That feeling is only bolstered when this Hedwig speaks and sings, owing to the way Daniel Rowan owns the role in Zach Theatre's revival of Hedwig and the Angry Inch. The actor might have shot from the womb wearing this wig and fire-engine lipstick, and he never makes a false step in those stiletto shitkickers, even when punctuating a punch line with a swift shot of one leg up and to the side.
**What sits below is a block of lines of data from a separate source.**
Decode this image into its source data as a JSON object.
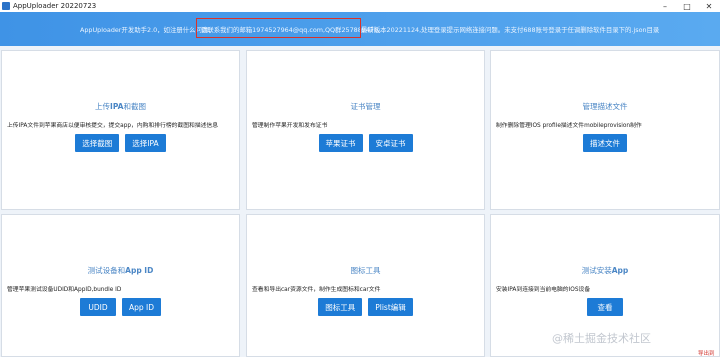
{
  "window": {
    "title": "AppUploader 20220723"
  },
  "banner": {
    "text_left": "AppUploader开发助手2.0，如注册什么问题，",
    "text_highlight": "请联系我们的邮箱1974527964@qq.com,QQ群257889476。",
    "text_right": "最新版本20221124,处理登录提示网络连接问题。未支付688账号登录于任调删除软件目录下的.json目录"
  },
  "cards": [
    {
      "title_pre": "上传",
      "title_bold": "IPA",
      "title_post": "和截图",
      "desc": "上传IPA文件到苹果商店以便审核提交，提交app，内购和排行榜的截图和描述信息",
      "buttons": [
        "选择截图",
        "选择IPA"
      ]
    },
    {
      "title_pre": "证书管理",
      "title_bold": "",
      "title_post": "",
      "desc": "管理制作苹果开发和发布证书",
      "buttons": [
        "苹果证书",
        "安卓证书"
      ]
    },
    {
      "title_pre": "管理描述文件",
      "title_bold": "",
      "title_post": "",
      "desc": "制作删除管理IOS profile描述文件mobileprovision制作",
      "buttons": [
        "描述文件"
      ]
    },
    {
      "title_pre": "测试设备和",
      "title_bold": "App ID",
      "title_post": "",
      "desc": "管理苹果测试设备UDID和AppID,bundle ID",
      "buttons": [
        "UDID",
        "App ID"
      ]
    },
    {
      "title_pre": "图标工具",
      "title_bold": "",
      "title_post": "",
      "desc": "查看和导出car资源文件，制作生成图标和car文件",
      "buttons": [
        "图标工具",
        "Plist编辑"
      ]
    },
    {
      "title_pre": "测试安装",
      "title_bold": "App",
      "title_post": "",
      "desc": "安装IPA到连接到当前电脑的IOS设备",
      "buttons": [
        "查看"
      ]
    }
  ],
  "watermark": "@稀土掘金技术社区",
  "corner_tag": "导出到"
}
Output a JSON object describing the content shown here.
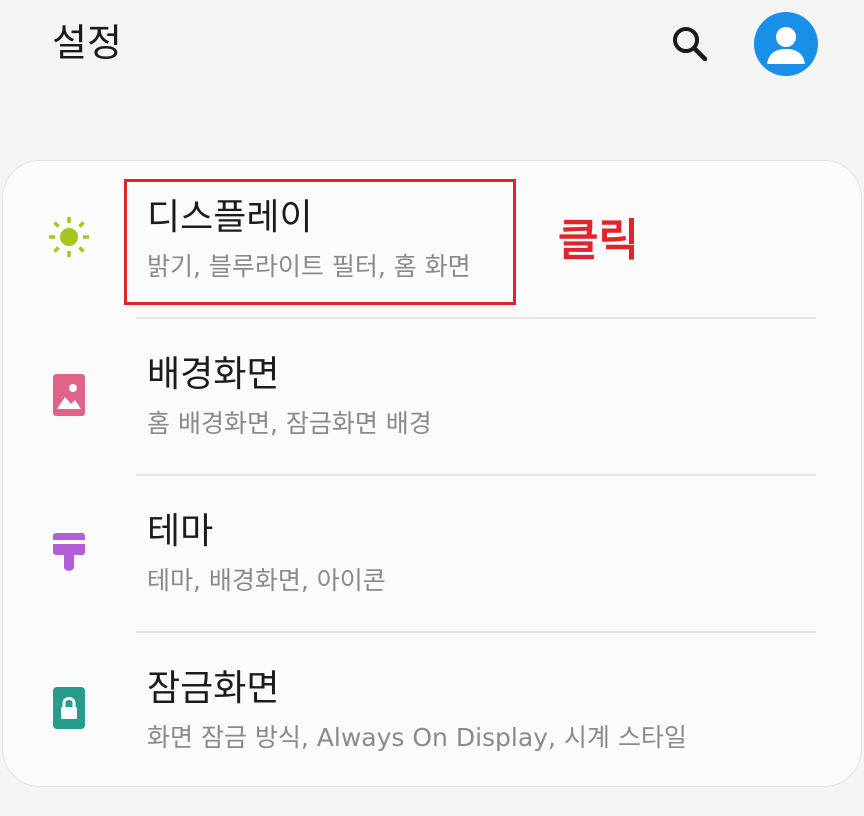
{
  "app_bar": {
    "title": "설정",
    "search_icon": "search-icon",
    "avatar_icon": "account-icon",
    "avatar_color": "#1a8fe8"
  },
  "items": [
    {
      "title": "디스플레이",
      "subtitle": "밝기, 블루라이트 필터, 홈 화면",
      "icon": "brightness-icon",
      "icon_color": "#a4c720"
    },
    {
      "title": "배경화면",
      "subtitle": "홈 배경화면, 잠금화면 배경",
      "icon": "wallpaper-icon",
      "icon_color": "#e2638a"
    },
    {
      "title": "테마",
      "subtitle": "테마, 배경화면, 아이콘",
      "icon": "theme-brush-icon",
      "icon_color": "#b25ed6"
    },
    {
      "title": "잠금화면",
      "subtitle": "화면 잠금 방식, Always On Display, 시계 스타일",
      "icon": "lock-icon",
      "icon_color": "#259c8c"
    }
  ],
  "annotation": {
    "label": "클릭",
    "color": "#e0242b"
  }
}
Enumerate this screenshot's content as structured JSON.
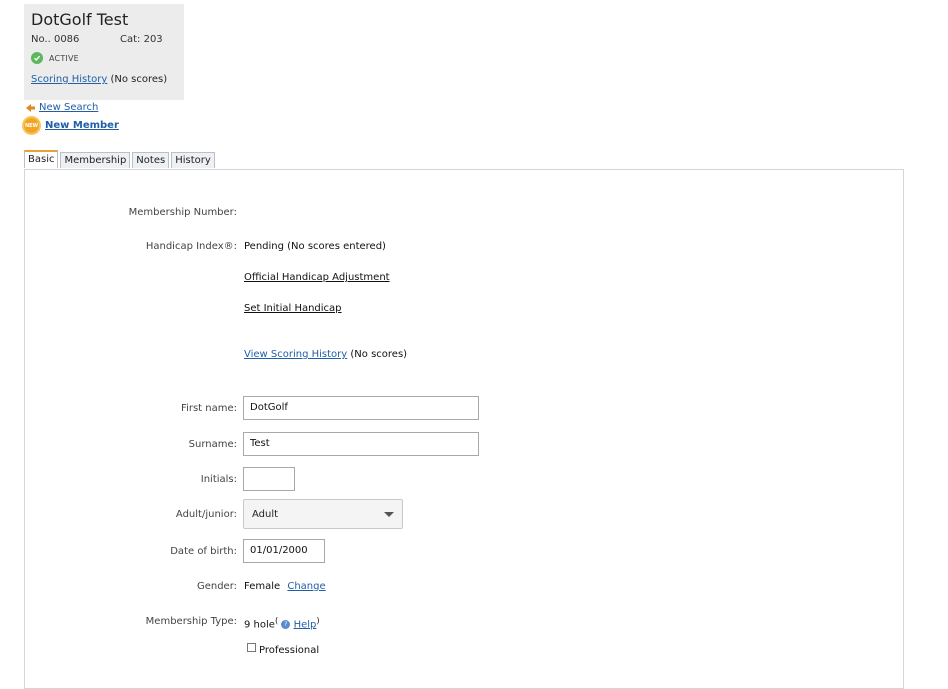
{
  "member": {
    "name": "DotGolf Test",
    "number": "No.. 0086",
    "category": "Cat: 203",
    "status": "ACTIVE",
    "scoring_link": "Scoring History",
    "scoring_note": "(No scores)"
  },
  "nav": {
    "new_search": "New Search",
    "new_member": "New Member",
    "new_badge": "NEW"
  },
  "tabs": [
    "Basic",
    "Membership",
    "Notes",
    "History"
  ],
  "form": {
    "membership_number_label": "Membership Number:",
    "handicap_label": "Handicap Index®:",
    "handicap_value": "Pending (No scores entered)",
    "official_adjustment_link": "Official Handicap Adjustment",
    "set_initial_link": "Set Initial Handicap",
    "view_scoring_link": "View Scoring History",
    "view_scoring_note": "(No scores)",
    "first_name_label": "First name:",
    "first_name_value": "DotGolf",
    "surname_label": "Surname:",
    "surname_value": "Test",
    "initials_label": "Initials:",
    "initials_value": "",
    "adult_junior_label": "Adult/junior:",
    "adult_junior_value": "Adult",
    "dob_label": "Date of birth:",
    "dob_value": "01/01/2000",
    "gender_label": "Gender:",
    "gender_value": "Female",
    "gender_change_link": "Change",
    "membership_type_label": "Membership Type:",
    "membership_type_value": "9 hole",
    "help_link": "Help",
    "professional_label": "Professional"
  },
  "colors": {
    "accent_tab": "#e8a23a",
    "link": "#1f5fa8",
    "status_ok": "#5cb85c"
  }
}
The maneuver looks tricky, but just as Rowan makes every bit of his DragFab accoutrement seem part of his own daywear (or evening wear), every move is fully his – and hers.
That also goes for the pain Hedwig speaks of: as a lonely "girlyboy" growing up in East Berlin; as the young bride of a G.I., brought to the U.S. and then abandoned; as the jilted ex whose lover used the music they made to propel himself to stardom while ignoring her; as the victim of a sex change operation that went horribly awry, leaving a scarred mound of flesh between her legs – the infamous angry inch. Rowan conveys the hurt in the bitterness underlying Hedwig's jokes (customized for this show – gags about Austin, Zach, Trump); in the sorrow suffusing the telling of Hedwig's herstory; and in the fury of a punk eruption, with Rowan stripped of Serret Jensen's lush makeup and wigs and Michael McDonald's extravagant outfits, his entire body jerking as if out of his control.
In John Cameron Mitchell's script, Hedwig is trailing her rock star ex, Tommy Gnosis, on a concert tour, performing as near to him as she can. Here, Zach Producing Artistic Director Dave Steakley adapts the idea to have Tommy playing on Vic Mathias Shores, with Hedwig at Zach but forced to play on the set of its family-theatre production of Goodnight Moon. At first blush, the idea seems random and discordant with the musical's in-your-face adult content. But the personal journey that Hedwig shares – her lifelong "search for my other half" – begins in childhood, with innocence shattered. And with each story, each song, something goes away – part of the set, a costume piece – until all that's left is a stage door to leave through. It's as if Hedwig is finally bringing the painful search to an end, resolving her identity crisis by putting Hedwig and every bit of her artfully cast persona to bed. And it feels right.
Goodnight blue jacket
Goodnight yellow hair
And goodnight me.
Copyright © 2022 Austin Chronicle Corporation. All rights reserved.